Skipping each picture, output the entries exactly as they stand below.

#### [Excerpts from a dataset]
####
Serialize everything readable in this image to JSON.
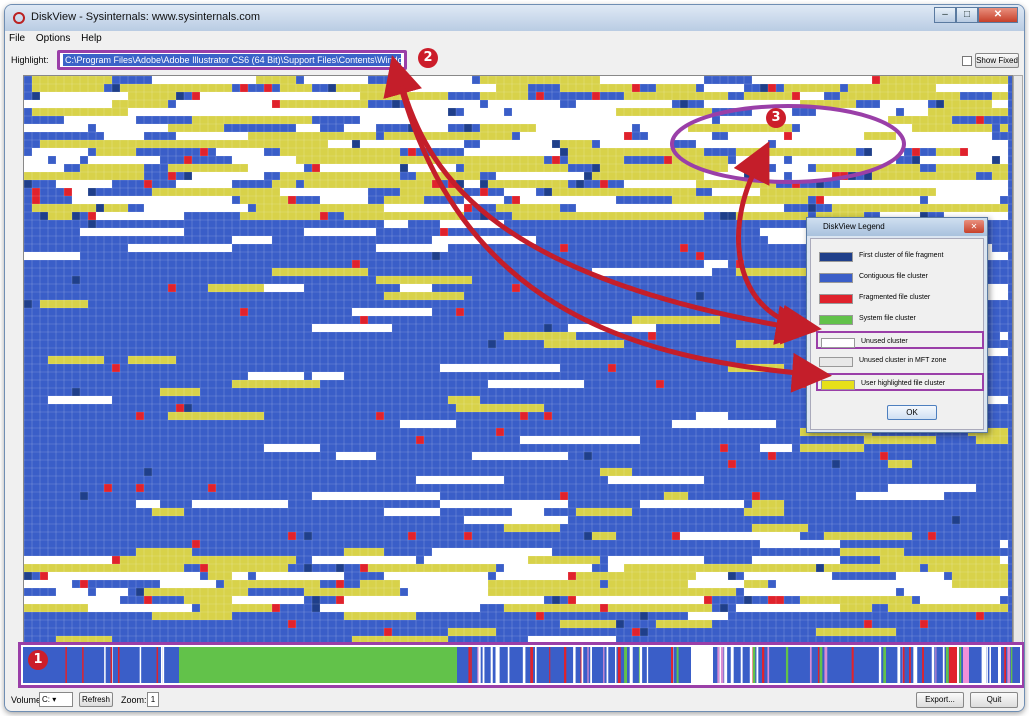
{
  "window": {
    "title": "DiskView - Sysinternals: www.sysinternals.com",
    "minimize_glyph": "–",
    "maximize_glyph": "□",
    "close_glyph": "✕"
  },
  "menu": [
    "File",
    "Options",
    "Help"
  ],
  "highlight": {
    "label": "Highlight:",
    "path": "C:\\Program Files\\Adobe\\Adobe Illustrator CS6 (64 Bit)\\Support Files\\Contents\\Windows\\Illustrator.exe"
  },
  "show_fixed": {
    "label": "Show Fixed",
    "checked": false
  },
  "bottom": {
    "volume_label": "Volume:",
    "volume_value": "C:",
    "refresh_label": "Refresh",
    "zoom_label": "Zoom:",
    "zoom_value": "1",
    "export_label": "Export...",
    "quit_label": "Quit"
  },
  "legend": {
    "title": "DiskView Legend",
    "close_glyph": "✕",
    "ok_label": "OK",
    "items": [
      {
        "label": "First cluster of file fragment",
        "color": "#1f3f8a"
      },
      {
        "label": "Contiguous file cluster",
        "color": "#3a5ec8"
      },
      {
        "label": "Fragmented file cluster",
        "color": "#e0222c"
      },
      {
        "label": "System file cluster",
        "color": "#62c24a"
      },
      {
        "label": "Unused cluster",
        "color": "#ffffff"
      },
      {
        "label": "Unused cluster in MFT zone",
        "color": "#e8e8e8"
      },
      {
        "label": "User highlighted file cluster",
        "color": "#e6e01a"
      }
    ]
  },
  "callouts": [
    "1",
    "2",
    "3"
  ],
  "colors": {
    "contiguous": "#3a5ec8",
    "first_fragment": "#1f3f8a",
    "fragmented": "#e0222c",
    "system": "#62c24a",
    "unused": "#ffffff",
    "highlighted": "#d8d24a",
    "annotation_arrow": "#c41e2a",
    "annotation_frame": "#9a3fa8"
  }
}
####
#### [Answer below]
Serialize everything readable in this image to JSON.
{
  "window": {
    "title": "DiskView - Sysinternals: www.sysinternals.com",
    "minimize_glyph": "–",
    "maximize_glyph": "□",
    "close_glyph": "✕"
  },
  "menu": [
    "File",
    "Options",
    "Help"
  ],
  "highlight": {
    "label": "Highlight:",
    "path": "C:\\Program Files\\Adobe\\Adobe Illustrator CS6 (64 Bit)\\Support Files\\Contents\\Windows\\Illustrator.exe"
  },
  "show_fixed": {
    "label": "Show Fixed",
    "checked": false
  },
  "bottom": {
    "volume_label": "Volume:",
    "volume_value": "C:",
    "refresh_label": "Refresh",
    "zoom_label": "Zoom:",
    "zoom_value": "1",
    "export_label": "Export...",
    "quit_label": "Quit"
  },
  "legend": {
    "title": "DiskView Legend",
    "close_glyph": "✕",
    "ok_label": "OK",
    "items": [
      {
        "label": "First cluster of file fragment",
        "color": "#1f3f8a"
      },
      {
        "label": "Contiguous file cluster",
        "color": "#3a5ec8"
      },
      {
        "label": "Fragmented file cluster",
        "color": "#e0222c"
      },
      {
        "label": "System file cluster",
        "color": "#62c24a"
      },
      {
        "label": "Unused cluster",
        "color": "#ffffff"
      },
      {
        "label": "Unused cluster in MFT zone",
        "color": "#e8e8e8"
      },
      {
        "label": "User highlighted file cluster",
        "color": "#e6e01a"
      }
    ]
  },
  "callouts": [
    "1",
    "2",
    "3"
  ],
  "colors": {
    "contiguous": "#3a5ec8",
    "first_fragment": "#1f3f8a",
    "fragmented": "#e0222c",
    "system": "#62c24a",
    "unused": "#ffffff",
    "highlighted": "#d8d24a",
    "annotation_arrow": "#c41e2a",
    "annotation_frame": "#9a3fa8"
  }
}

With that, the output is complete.